| Goal of the exercise |
From the entries below, copy every line that holds the word "JSON".

| Dataset |
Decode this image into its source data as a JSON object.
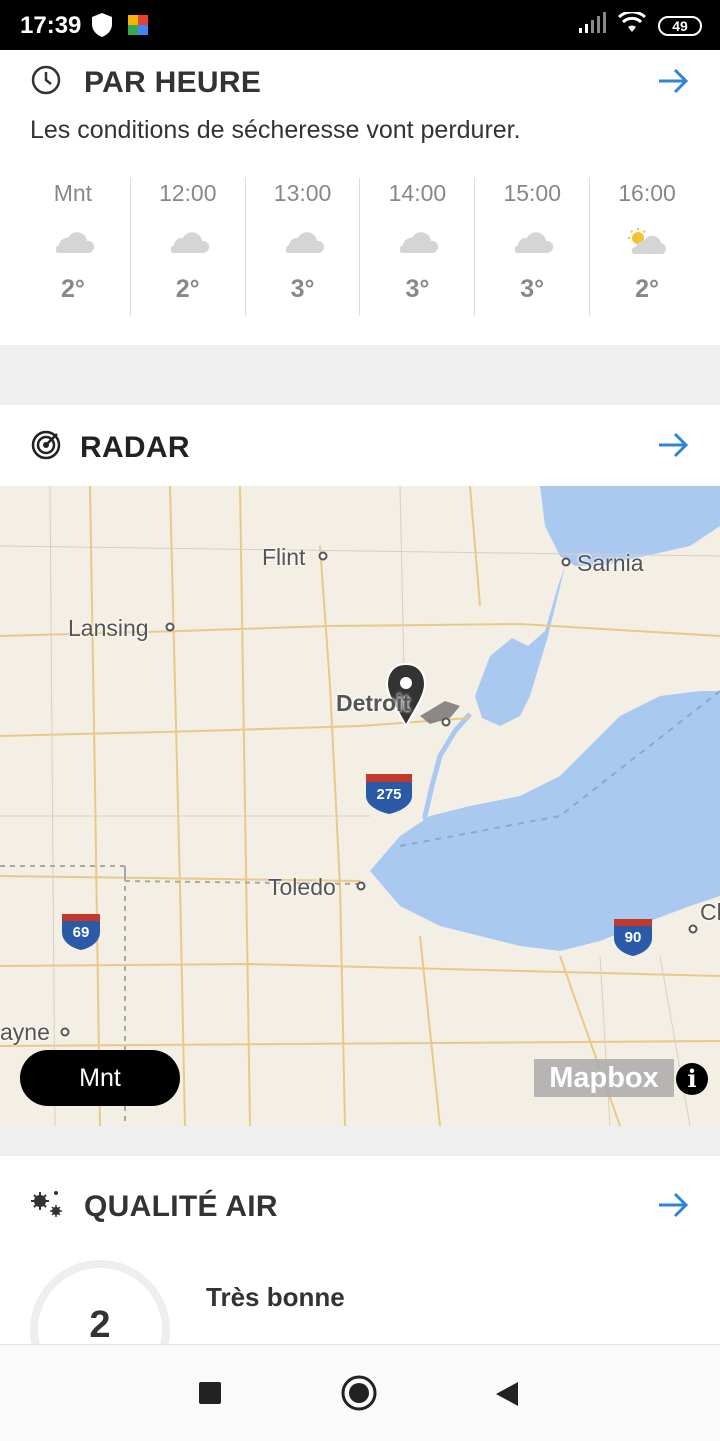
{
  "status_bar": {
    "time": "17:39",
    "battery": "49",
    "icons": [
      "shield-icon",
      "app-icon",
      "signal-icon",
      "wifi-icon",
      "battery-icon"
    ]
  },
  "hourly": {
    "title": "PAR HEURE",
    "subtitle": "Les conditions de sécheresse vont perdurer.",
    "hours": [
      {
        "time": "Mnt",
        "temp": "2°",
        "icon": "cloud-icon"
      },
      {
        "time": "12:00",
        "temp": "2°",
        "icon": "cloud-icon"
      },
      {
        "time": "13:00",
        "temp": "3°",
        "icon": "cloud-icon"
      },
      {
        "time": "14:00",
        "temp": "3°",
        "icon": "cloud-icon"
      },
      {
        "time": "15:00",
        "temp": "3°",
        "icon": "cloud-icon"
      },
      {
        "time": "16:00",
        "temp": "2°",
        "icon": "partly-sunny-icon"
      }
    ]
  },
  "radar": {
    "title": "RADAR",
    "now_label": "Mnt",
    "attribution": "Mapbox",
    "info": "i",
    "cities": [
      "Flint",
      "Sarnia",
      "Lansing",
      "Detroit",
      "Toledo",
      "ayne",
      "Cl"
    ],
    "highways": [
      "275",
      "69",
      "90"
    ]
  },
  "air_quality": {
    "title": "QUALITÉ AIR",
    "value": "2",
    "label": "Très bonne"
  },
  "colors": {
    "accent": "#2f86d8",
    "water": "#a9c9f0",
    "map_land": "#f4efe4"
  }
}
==
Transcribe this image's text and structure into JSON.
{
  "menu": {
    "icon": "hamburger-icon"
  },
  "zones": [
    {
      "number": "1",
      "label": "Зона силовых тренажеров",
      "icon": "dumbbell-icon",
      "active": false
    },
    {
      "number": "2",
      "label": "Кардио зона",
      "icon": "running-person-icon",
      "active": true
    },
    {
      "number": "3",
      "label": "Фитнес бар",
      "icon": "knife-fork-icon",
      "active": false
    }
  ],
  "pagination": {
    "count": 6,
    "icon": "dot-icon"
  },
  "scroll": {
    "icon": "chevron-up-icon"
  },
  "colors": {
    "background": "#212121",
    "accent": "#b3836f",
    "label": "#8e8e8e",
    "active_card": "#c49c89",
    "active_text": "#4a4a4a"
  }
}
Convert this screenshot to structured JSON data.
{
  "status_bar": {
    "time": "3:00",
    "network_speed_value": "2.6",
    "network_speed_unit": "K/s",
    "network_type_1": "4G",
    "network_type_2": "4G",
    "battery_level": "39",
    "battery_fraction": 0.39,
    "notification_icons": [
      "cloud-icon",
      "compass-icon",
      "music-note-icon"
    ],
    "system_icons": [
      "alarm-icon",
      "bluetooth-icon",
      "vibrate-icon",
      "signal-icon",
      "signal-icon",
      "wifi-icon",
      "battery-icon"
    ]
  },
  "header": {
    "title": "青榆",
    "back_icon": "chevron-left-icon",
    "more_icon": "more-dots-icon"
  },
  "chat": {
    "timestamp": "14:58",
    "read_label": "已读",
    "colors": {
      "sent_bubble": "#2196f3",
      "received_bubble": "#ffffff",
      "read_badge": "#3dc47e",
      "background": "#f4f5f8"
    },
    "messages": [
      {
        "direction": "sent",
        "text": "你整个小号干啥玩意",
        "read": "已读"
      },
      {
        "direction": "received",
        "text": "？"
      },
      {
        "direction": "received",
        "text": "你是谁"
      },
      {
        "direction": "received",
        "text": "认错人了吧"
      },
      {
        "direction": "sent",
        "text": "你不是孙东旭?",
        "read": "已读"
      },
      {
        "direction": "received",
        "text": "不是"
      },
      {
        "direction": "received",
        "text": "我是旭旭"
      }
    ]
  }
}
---
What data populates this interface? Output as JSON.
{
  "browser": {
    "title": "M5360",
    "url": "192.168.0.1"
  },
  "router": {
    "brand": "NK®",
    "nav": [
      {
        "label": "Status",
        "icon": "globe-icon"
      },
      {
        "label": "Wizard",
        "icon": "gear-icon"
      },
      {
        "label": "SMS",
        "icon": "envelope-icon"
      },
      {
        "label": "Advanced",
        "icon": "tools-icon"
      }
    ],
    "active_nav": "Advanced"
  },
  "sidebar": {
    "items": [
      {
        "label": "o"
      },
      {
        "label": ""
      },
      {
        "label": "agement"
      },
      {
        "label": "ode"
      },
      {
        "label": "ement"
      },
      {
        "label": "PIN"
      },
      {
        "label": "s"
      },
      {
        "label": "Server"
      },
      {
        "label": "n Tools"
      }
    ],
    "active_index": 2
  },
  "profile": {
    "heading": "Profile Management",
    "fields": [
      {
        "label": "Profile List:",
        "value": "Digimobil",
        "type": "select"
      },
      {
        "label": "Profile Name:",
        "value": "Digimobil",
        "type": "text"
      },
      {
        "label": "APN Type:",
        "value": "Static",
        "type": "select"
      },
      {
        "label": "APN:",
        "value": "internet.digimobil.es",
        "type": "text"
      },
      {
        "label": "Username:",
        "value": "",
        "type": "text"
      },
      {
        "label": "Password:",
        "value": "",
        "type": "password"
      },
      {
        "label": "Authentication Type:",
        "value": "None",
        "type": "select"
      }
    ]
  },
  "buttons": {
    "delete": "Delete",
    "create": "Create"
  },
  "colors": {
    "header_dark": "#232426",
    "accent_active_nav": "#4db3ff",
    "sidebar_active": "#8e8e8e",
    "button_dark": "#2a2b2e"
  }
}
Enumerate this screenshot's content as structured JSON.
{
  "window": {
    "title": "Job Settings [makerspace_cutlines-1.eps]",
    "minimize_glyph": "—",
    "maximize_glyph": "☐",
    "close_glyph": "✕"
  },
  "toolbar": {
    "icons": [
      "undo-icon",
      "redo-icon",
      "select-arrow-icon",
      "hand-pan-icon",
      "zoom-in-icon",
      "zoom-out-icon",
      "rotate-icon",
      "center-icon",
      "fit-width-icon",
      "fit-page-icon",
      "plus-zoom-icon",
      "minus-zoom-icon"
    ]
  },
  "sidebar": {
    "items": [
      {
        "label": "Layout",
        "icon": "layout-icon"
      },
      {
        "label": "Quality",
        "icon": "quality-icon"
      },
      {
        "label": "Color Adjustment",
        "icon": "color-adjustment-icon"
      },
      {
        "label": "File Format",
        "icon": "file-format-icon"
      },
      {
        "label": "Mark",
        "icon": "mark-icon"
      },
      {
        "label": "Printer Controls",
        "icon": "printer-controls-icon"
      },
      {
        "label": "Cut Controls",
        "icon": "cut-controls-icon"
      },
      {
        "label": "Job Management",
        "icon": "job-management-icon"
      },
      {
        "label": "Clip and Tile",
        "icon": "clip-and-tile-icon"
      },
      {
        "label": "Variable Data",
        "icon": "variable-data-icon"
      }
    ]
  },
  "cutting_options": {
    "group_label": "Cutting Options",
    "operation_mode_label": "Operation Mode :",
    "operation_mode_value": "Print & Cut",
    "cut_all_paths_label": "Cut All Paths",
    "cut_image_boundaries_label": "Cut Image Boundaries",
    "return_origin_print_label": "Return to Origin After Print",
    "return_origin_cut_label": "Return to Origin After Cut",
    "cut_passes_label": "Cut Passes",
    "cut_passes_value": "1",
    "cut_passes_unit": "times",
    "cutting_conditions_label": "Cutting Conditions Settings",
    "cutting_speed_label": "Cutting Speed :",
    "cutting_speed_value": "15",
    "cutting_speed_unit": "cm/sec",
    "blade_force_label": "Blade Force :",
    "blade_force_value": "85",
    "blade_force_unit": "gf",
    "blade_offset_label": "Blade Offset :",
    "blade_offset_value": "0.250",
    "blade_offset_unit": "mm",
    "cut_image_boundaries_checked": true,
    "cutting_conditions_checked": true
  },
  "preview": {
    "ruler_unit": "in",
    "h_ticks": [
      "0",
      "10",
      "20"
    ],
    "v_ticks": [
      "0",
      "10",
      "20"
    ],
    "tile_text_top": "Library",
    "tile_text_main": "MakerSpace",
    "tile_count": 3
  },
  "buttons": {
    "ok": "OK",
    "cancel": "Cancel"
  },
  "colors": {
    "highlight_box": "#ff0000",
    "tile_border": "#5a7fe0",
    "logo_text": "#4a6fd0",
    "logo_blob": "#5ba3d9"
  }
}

| Exercise answer |
Decode this image into its source data as a JSON object.
Transcribe this image's text and structure into JSON.
Convert this screenshot to structured JSON data.
What data populates this interface? Output as JSON.
Enumerate this screenshot's content as structured JSON.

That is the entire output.